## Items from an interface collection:
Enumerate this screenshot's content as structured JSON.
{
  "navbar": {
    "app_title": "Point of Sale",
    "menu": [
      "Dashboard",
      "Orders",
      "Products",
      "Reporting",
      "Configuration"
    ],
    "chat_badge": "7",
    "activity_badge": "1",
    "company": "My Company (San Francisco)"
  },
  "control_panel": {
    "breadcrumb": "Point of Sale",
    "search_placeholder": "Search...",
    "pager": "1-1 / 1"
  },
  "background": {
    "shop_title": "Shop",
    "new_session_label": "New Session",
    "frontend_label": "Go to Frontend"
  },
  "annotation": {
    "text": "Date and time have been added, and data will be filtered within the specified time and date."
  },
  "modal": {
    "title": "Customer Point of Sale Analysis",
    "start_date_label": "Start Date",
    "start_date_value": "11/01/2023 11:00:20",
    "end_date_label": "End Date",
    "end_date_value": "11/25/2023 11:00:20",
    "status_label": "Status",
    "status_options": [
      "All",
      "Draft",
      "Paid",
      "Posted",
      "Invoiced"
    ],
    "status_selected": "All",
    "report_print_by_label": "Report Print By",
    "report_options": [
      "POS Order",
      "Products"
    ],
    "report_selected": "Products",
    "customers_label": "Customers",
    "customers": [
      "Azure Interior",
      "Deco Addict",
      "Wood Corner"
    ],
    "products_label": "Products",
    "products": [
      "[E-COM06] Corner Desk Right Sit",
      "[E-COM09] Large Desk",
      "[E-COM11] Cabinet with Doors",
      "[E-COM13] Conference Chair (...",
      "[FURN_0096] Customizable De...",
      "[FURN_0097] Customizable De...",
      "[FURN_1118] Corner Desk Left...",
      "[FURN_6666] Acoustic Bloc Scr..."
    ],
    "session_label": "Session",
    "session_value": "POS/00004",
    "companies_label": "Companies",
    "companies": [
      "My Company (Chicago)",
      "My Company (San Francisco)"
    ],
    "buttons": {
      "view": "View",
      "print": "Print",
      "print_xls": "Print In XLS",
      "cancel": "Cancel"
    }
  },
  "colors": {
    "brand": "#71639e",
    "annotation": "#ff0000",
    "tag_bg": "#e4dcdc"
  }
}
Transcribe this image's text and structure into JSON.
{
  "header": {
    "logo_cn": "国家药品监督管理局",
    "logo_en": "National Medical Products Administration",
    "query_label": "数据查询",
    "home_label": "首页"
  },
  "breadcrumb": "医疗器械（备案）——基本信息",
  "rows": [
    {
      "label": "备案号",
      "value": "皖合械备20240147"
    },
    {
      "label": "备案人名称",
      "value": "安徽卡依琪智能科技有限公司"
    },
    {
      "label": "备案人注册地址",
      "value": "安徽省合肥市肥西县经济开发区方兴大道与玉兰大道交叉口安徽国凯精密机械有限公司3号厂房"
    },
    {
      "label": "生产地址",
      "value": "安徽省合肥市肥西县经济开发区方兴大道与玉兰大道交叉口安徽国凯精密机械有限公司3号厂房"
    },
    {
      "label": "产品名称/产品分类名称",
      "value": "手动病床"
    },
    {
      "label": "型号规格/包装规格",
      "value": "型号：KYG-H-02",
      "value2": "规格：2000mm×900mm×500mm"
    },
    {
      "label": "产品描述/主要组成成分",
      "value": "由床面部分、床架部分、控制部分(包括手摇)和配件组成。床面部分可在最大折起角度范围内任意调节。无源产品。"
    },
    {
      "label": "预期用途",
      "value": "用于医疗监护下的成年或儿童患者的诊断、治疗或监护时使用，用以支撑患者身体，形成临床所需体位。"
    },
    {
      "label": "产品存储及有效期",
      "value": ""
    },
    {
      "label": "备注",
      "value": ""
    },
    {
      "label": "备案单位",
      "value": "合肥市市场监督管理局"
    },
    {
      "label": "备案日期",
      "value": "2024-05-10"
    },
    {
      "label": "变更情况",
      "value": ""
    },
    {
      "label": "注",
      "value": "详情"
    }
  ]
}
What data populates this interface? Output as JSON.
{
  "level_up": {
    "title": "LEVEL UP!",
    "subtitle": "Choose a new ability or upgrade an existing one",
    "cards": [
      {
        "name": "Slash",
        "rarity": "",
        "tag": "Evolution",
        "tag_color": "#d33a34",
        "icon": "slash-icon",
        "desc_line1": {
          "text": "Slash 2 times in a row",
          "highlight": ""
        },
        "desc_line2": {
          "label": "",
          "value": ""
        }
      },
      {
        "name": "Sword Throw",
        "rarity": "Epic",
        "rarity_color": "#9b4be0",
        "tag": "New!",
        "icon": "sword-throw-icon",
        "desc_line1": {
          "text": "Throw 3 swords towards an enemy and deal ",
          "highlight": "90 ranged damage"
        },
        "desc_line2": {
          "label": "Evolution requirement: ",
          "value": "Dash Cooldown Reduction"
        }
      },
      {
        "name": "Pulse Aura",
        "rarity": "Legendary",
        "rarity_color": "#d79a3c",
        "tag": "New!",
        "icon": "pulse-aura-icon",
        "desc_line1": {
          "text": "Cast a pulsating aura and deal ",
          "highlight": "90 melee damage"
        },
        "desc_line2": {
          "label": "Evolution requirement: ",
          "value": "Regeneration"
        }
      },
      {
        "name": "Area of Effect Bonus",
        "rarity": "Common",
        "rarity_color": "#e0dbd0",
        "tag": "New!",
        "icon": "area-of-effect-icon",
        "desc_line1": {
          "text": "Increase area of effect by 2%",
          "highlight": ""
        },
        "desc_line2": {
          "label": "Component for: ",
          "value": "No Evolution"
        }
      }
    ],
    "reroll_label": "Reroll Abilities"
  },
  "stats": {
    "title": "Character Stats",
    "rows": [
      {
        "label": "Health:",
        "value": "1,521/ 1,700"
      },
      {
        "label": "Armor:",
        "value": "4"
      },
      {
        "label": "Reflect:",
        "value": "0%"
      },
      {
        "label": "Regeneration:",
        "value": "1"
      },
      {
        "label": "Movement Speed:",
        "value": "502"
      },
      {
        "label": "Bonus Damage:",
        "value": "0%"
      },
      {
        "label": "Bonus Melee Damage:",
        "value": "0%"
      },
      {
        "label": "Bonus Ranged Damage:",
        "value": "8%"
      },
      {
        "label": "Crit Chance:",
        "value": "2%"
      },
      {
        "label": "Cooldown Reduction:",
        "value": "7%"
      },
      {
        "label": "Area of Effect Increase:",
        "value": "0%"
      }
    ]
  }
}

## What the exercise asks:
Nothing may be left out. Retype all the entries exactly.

## Solution:
Enumerate this screenshot's content as structured JSON.
{
  "navbar": {
    "app_title": "Point of Sale",
    "menu": [
      "Dashboard",
      "Orders",
      "Products",
      "Reporting",
      "Configuration"
    ],
    "chat_badge": "7",
    "activity_badge": "1",
    "company": "My Company (San Francisco)"
  },
  "control_panel": {
    "breadcrumb": "Point of Sale",
    "search_placeholder": "Search...",
    "pager": "1-1 / 1"
  },
  "background": {
    "shop_title": "Shop",
    "new_session_label": "New Session",
    "frontend_label": "Go to Frontend"
  },
  "annotation": {
    "text": "Date and time have been added, and data will be filtered within the specified time and date."
  },
  "modal": {
    "title": "Customer Point of Sale Analysis",
    "start_date_label": "Start Date",
    "start_date_value": "11/01/2023 11:00:20",
    "end_date_label": "End Date",
    "end_date_value": "11/25/2023 11:00:20",
    "status_label": "Status",
    "status_options": [
      "All",
      "Draft",
      "Paid",
      "Posted",
      "Invoiced"
    ],
    "status_selected": "All",
    "report_print_by_label": "Report Print By",
    "report_options": [
      "POS Order",
      "Products"
    ],
    "report_selected": "Products",
    "customers_label": "Customers",
    "customers": [
      "Azure Interior",
      "Deco Addict",
      "Wood Corner"
    ],
    "products_label": "Products",
    "products": [
      "[E-COM06] Corner Desk Right Sit",
      "[E-COM09] Large Desk",
      "[E-COM11] Cabinet with Doors",
      "[E-COM13] Conference Chair (...",
      "[FURN_0096] Customizable De...",
      "[FURN_0097] Customizable De...",
      "[FURN_1118] Corner Desk Left...",
      "[FURN_6666] Acoustic Bloc Scr..."
    ],
    "session_label": "Session",
    "session_value": "POS/00004",
    "companies_label": "Companies",
    "companies": [
      "My Company (Chicago)",
      "My Company (San Francisco)"
    ],
    "buttons": {
      "view": "View",
      "print": "Print",
      "print_xls": "Print In XLS",
      "cancel": "Cancel"
    }
  },
  "colors": {
    "brand": "#71639e",
    "annotation": "#ff0000",
    "tag_bg": "#e4dcdc"
  }
}
Transcribe this image's text and structure into JSON.
{
  "header": {
    "logo_cn": "国家药品监督管理局",
    "logo_en": "National Medical Products Administration",
    "query_label": "数据查询",
    "home_label": "首页"
  },
  "breadcrumb": "医疗器械（备案）——基本信息",
  "rows": [
    {
      "label": "备案号",
      "value": "皖合械备20240147"
    },
    {
      "label": "备案人名称",
      "value": "安徽卡依琪智能科技有限公司"
    },
    {
      "label": "备案人注册地址",
      "value": "安徽省合肥市肥西县经济开发区方兴大道与玉兰大道交叉口安徽国凯精密机械有限公司3号厂房"
    },
    {
      "label": "生产地址",
      "value": "安徽省合肥市肥西县经济开发区方兴大道与玉兰大道交叉口安徽国凯精密机械有限公司3号厂房"
    },
    {
      "label": "产品名称/产品分类名称",
      "value": "手动病床"
    },
    {
      "label": "型号规格/包装规格",
      "value": "型号：KYG-H-02",
      "value2": "规格：2000mm×900mm×500mm"
    },
    {
      "label": "产品描述/主要组成成分",
      "value": "由床面部分、床架部分、控制部分(包括手摇)和配件组成。床面部分可在最大折起角度范围内任意调节。无源产品。"
    },
    {
      "label": "预期用途",
      "value": "用于医疗监护下的成年或儿童患者的诊断、治疗或监护时使用，用以支撑患者身体，形成临床所需体位。"
    },
    {
      "label": "产品存储及有效期",
      "value": ""
    },
    {
      "label": "备注",
      "value": ""
    },
    {
      "label": "备案单位",
      "value": "合肥市市场监督管理局"
    },
    {
      "label": "备案日期",
      "value": "2024-05-10"
    },
    {
      "label": "变更情况",
      "value": ""
    },
    {
      "label": "注",
      "value": "详情"
    }
  ]
}
What data populates this interface? Output as JSON.
{
  "level_up": {
    "title": "LEVEL UP!",
    "subtitle": "Choose a new ability or upgrade an existing one",
    "cards": [
      {
        "name": "Slash",
        "rarity": "",
        "tag": "Evolution",
        "tag_color": "#d33a34",
        "icon": "slash-icon",
        "desc_line1": {
          "text": "Slash 2 times in a row",
          "highlight": ""
        },
        "desc_line2": {
          "label": "",
          "value": ""
        }
      },
      {
        "name": "Sword Throw",
        "rarity": "Epic",
        "rarity_color": "#9b4be0",
        "tag": "New!",
        "icon": "sword-throw-icon",
        "desc_line1": {
          "text": "Throw 3 swords towards an enemy and deal ",
          "highlight": "90 ranged damage"
        },
        "desc_line2": {
          "label": "Evolution requirement: ",
          "value": "Dash Cooldown Reduction"
        }
      },
      {
        "name": "Pulse Aura",
        "rarity": "Legendary",
        "rarity_color": "#d79a3c",
        "tag": "New!",
        "icon": "pulse-aura-icon",
        "desc_line1": {
          "text": "Cast a pulsating aura and deal ",
          "highlight": "90 melee damage"
        },
        "desc_line2": {
          "label": "Evolution requirement: ",
          "value": "Regeneration"
        }
      },
      {
        "name": "Area of Effect Bonus",
        "rarity": "Common",
        "rarity_color": "#e0dbd0",
        "tag": "New!",
        "icon": "area-of-effect-icon",
        "desc_line1": {
          "text": "Increase area of effect by 2%",
          "highlight": ""
        },
        "desc_line2": {
          "label": "Component for: ",
          "value": "No Evolution"
        }
      }
    ],
    "reroll_label": "Reroll Abilities"
  },
  "stats": {
    "title": "Character Stats",
    "rows": [
      {
        "label": "Health:",
        "value": "1,521/ 1,700"
      },
      {
        "label": "Armor:",
        "value": "4"
      },
      {
        "label": "Reflect:",
        "value": "0%"
      },
      {
        "label": "Regeneration:",
        "value": "1"
      },
      {
        "label": "Movement Speed:",
        "value": "502"
      },
      {
        "label": "Bonus Damage:",
        "value": "0%"
      },
      {
        "label": "Bonus Melee Damage:",
        "value": "0%"
      },
      {
        "label": "Bonus Ranged Damage:",
        "value": "8%"
      },
      {
        "label": "Crit Chance:",
        "value": "2%"
      },
      {
        "label": "Cooldown Reduction:",
        "value": "7%"
      },
      {
        "label": "Area of Effect Increase:",
        "value": "0%"
      }
    ]
  }
}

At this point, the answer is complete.